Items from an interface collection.
- Opening Delimiter -
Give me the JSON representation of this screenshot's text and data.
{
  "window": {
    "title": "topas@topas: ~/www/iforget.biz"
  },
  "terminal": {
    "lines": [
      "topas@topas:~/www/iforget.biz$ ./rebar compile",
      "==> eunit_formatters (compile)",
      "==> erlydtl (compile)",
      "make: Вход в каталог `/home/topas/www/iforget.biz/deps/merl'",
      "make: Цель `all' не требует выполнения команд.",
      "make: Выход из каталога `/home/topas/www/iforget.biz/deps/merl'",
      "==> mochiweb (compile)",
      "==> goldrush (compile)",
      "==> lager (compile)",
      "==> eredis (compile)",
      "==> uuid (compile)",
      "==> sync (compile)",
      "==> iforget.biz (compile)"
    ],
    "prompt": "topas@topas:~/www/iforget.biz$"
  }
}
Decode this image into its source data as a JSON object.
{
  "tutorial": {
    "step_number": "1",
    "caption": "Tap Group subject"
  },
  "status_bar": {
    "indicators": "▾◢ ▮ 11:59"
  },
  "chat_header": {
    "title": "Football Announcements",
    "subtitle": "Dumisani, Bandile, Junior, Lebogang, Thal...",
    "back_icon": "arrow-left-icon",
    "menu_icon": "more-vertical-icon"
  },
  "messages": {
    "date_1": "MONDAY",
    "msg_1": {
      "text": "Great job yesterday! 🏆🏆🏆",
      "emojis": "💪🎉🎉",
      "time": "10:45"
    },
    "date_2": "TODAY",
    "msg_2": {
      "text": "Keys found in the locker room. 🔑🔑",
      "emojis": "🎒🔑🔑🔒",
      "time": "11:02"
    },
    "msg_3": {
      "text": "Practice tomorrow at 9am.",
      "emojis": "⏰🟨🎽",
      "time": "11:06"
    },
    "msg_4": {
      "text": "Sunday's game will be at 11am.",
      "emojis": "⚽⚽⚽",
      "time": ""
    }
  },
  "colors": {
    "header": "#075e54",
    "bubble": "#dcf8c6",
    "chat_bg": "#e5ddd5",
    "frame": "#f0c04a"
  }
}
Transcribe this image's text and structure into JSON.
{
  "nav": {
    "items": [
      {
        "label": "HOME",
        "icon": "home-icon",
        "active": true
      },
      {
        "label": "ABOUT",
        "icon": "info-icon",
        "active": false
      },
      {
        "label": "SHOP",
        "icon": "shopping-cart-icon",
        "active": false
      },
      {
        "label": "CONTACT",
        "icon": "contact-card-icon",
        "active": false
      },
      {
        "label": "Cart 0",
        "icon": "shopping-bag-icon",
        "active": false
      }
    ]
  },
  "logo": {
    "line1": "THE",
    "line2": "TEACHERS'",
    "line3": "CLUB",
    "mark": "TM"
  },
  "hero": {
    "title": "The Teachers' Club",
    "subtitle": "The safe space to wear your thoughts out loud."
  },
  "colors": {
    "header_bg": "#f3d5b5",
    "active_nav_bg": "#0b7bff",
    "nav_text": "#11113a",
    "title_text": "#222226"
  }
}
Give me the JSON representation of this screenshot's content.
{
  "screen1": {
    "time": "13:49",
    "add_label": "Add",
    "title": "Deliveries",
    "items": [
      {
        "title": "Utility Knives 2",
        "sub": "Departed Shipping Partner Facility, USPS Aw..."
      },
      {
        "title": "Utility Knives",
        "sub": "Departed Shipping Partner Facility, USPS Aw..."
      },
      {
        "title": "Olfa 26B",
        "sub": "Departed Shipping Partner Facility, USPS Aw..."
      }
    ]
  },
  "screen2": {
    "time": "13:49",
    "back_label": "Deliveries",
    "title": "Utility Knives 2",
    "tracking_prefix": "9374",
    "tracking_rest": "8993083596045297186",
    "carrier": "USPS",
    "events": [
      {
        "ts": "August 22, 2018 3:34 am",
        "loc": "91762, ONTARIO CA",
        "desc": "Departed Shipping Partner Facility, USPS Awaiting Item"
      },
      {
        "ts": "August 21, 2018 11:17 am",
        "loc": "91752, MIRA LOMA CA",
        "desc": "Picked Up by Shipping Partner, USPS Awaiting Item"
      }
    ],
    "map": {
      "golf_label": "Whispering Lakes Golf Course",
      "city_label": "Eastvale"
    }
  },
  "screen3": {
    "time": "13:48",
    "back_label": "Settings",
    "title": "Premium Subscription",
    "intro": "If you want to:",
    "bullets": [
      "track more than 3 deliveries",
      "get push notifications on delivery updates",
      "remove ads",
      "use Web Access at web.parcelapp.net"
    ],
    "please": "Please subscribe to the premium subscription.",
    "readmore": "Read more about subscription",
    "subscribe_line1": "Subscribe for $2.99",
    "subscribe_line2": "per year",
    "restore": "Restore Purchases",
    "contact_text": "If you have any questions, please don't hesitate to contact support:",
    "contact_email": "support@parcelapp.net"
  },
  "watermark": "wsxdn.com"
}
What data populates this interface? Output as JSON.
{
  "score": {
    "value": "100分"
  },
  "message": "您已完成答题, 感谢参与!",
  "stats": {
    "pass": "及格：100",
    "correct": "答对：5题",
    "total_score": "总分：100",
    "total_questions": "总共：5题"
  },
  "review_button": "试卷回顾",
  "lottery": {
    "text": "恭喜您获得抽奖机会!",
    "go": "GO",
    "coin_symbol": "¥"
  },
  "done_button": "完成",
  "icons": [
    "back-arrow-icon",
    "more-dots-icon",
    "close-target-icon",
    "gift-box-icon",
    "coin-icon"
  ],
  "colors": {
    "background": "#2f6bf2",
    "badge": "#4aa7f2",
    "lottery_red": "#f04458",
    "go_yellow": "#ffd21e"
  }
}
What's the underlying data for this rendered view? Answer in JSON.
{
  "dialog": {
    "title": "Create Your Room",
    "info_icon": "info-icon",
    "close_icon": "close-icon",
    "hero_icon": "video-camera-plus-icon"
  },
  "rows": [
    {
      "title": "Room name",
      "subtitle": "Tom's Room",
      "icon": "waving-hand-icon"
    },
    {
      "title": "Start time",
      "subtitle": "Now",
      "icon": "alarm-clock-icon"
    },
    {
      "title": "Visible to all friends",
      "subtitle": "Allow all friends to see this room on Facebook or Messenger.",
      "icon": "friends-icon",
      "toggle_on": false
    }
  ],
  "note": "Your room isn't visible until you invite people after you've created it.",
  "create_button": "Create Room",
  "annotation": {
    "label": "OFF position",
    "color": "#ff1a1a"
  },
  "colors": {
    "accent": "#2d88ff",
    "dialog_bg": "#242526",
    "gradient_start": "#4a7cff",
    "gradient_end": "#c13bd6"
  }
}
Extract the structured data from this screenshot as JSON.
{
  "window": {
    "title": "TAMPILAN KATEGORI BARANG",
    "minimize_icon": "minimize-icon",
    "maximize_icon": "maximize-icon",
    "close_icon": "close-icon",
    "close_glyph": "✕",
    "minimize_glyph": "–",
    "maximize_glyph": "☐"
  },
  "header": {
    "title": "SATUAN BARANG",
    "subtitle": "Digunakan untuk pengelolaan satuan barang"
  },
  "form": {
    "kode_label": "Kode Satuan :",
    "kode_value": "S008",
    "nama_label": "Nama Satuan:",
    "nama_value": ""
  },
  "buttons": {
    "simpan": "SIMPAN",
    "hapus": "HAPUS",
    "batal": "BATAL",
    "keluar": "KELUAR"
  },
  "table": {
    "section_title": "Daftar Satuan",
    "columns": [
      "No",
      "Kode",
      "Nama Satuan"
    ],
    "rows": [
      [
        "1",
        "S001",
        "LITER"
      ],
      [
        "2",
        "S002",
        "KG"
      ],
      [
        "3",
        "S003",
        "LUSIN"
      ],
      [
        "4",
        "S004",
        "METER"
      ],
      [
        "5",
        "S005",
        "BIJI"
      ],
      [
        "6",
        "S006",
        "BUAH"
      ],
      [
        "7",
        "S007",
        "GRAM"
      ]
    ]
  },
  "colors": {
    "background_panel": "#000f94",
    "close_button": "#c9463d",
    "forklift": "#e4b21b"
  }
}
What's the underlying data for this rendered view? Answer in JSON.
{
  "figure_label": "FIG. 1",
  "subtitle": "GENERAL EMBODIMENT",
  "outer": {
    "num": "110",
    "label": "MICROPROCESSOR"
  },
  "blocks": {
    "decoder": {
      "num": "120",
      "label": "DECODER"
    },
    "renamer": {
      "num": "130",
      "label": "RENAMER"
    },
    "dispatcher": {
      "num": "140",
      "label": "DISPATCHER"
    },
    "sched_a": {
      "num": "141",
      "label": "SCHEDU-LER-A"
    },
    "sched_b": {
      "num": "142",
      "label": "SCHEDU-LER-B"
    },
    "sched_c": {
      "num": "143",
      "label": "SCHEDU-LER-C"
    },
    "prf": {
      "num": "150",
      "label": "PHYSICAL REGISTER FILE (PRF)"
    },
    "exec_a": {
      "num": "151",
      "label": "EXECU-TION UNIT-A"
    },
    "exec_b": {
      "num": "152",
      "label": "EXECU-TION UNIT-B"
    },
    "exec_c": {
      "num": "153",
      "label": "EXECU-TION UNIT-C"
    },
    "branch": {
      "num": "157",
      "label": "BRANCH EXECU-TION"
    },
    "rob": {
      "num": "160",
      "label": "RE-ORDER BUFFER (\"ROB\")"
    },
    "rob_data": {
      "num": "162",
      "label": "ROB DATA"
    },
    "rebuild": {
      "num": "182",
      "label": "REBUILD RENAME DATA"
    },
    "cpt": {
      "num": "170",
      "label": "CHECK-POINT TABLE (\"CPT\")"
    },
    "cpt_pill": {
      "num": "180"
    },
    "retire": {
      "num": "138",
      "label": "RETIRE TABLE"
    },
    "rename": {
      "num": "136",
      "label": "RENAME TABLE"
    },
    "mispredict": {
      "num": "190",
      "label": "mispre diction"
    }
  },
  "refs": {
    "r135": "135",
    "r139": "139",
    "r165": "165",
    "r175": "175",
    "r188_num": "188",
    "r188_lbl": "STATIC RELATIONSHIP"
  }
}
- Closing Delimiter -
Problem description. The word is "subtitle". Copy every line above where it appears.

Exercise response.
    "subtitle": "Dumisani, Bandile, Junior, Lebogang, Thal...",
    "subtitle": "The safe space to wear your thoughts out loud."
      "subtitle": "Tom's Room",
      "subtitle": "Now",
      "subtitle": "Allow all friends to see this room on Facebook or Messenger.",
    "subtitle": "Digunakan untuk pengelolaan satuan barang"
  "subtitle": "GENERAL EMBODIMENT",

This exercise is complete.